And, because there are so many couples who silently struggle in this area, please take a minute and share this article through email and your social media channels. Together, we can help strengthen marriages!
Falling in Love While on a Chemical High
Do you remember how much time you spent with your spouse when you were first dating?
I’m guessing that you spent every possible moment together. Other “stuff” wasn’t as important as spending time with your new love.
Many students see their grades begin to slide when they fall in love.
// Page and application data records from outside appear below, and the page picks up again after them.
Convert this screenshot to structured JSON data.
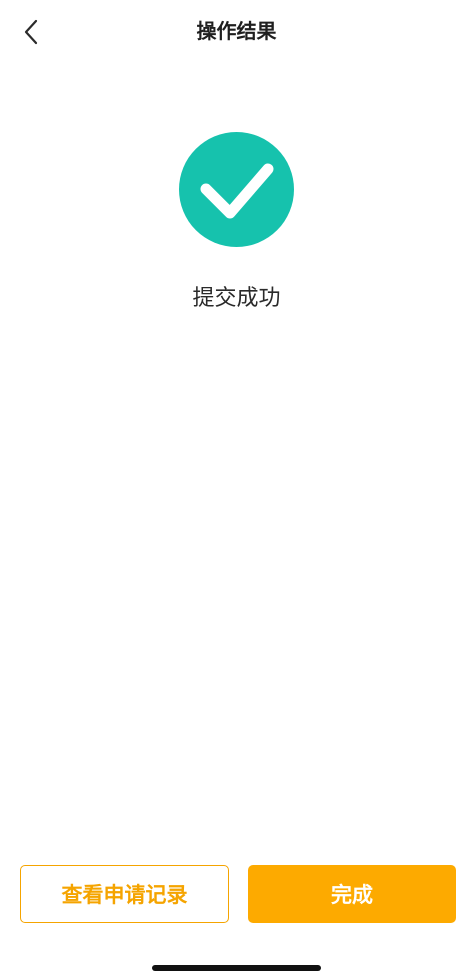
{
  "header": {
    "title": "操作结果",
    "back_icon": "chevron-left-icon"
  },
  "result": {
    "icon": "check-circle-icon",
    "icon_color": "#16c2ad",
    "message": "提交成功"
  },
  "actions": {
    "view_records_label": "查看申请记录",
    "done_label": "完成",
    "accent_color": "#fdaa00"
  }
}
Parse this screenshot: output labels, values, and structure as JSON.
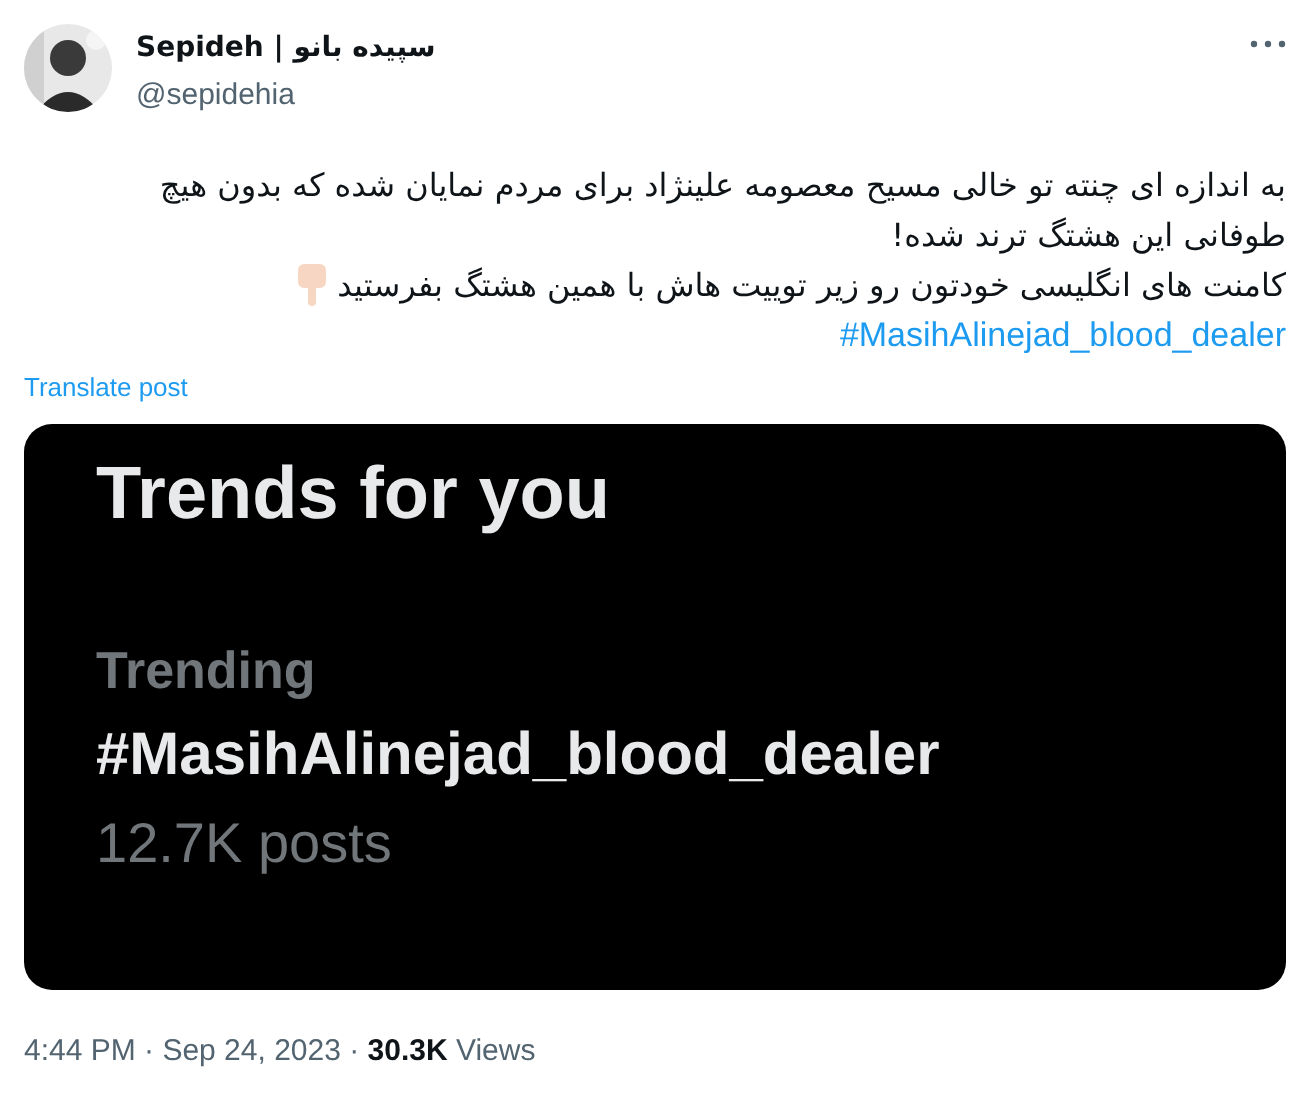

Similarly, work performance often suffers during this time.
Why is that?
As couples begin to fall in love they experience an initial “chemical high”. According to Dr. Pat Mumby “Falling in love causes our body to release a flood of feel-good chemicals that trigger specific physical reactions.”
You remember those days right!? Sweaty palms, a racing heart, and when you were apart (which wasn’t that often) your thoughts were still centered on your guy (or your girl).
These chemicals (dopamine, adrenaline, oxytocin, norepinephrine) are actually quite useful in helping us fall in love as well as helping us desire to progress to courtship and marriage.
But, what happens when the chemical-levels drop?
This “high” doesn’t last though. After a few months, our body’s chemical levels return to a more normal level.
This is actually a really good thing- otherwise most of us would have flunked out of school or been fired from our jobs. The “love high” can be fun, but it is difficult to live a productive life in that chemically altered state.
But, does our love fade when this “high” is gone?
Well, it depends!
There are plenty of neglected marriages which leave both individuals riddled with hurt, disappointment, bitterness and anger.
By contrast, when couples choose to continue to prioritize their marriage (long after the initial “high”), then this relationship can grow into something much deeper and sweeter than anything experienced during the “chemically aided” beginning of their romance.
The Intentional Marriage
Before you were married, you were likely very intentional about spending time with your significant other. Sure, the “chemical high” helped, but by choosing to prioritize your relationship, you grew closer and had an ever increasing amount of love for each other.
However, according to William J. Doherty, PhD:
When we get married and especially after we have children, this reverses. Other things – the children, our work, our hobbies, even our religious involvement – become central and the marriage recedes to the background and only receives our attention when something is wrong.
Does this describe your marriage?
I hope not . . . but it might.
I have seen countless couples (even marriages between two wonderful people) who allow their relationship to fall into the background.
Valentine’s Day Vows
If your marriage is currently in the background, will you decide today to recommit to your sweetheart? Will you decide to prioritize him (or her) above all others?
Commit to prioritize your sweetheart about your career!
Commit to prioritize your sweetheart above your hobbies!
And, yes, even commit to prioritize your sweetheart above your children!
When describing this type of a marriage, Dr. Doherty noted that the happiest of couples have an absolute commitment towards each other and their marriage. He noted that happily married couples make these type of vows to each other:
- “Nothing will break us up.”
- “We will fight through whatever obstacles get in our way.”
- “We will renovate our marriage if the current version gets stale.”
- “If we fight too much or too poorly we will learn to fight better.”
- “If sex is no longer good we will find a way to make it good again.”
- “We will accept each other’s weaknesses that can’t be fixed”
- “We will take care of each other in our old age.”
He then concludes that in these happiest couples, these commitments aren’t simply made one time but are renewed over and over throughout a lifetime.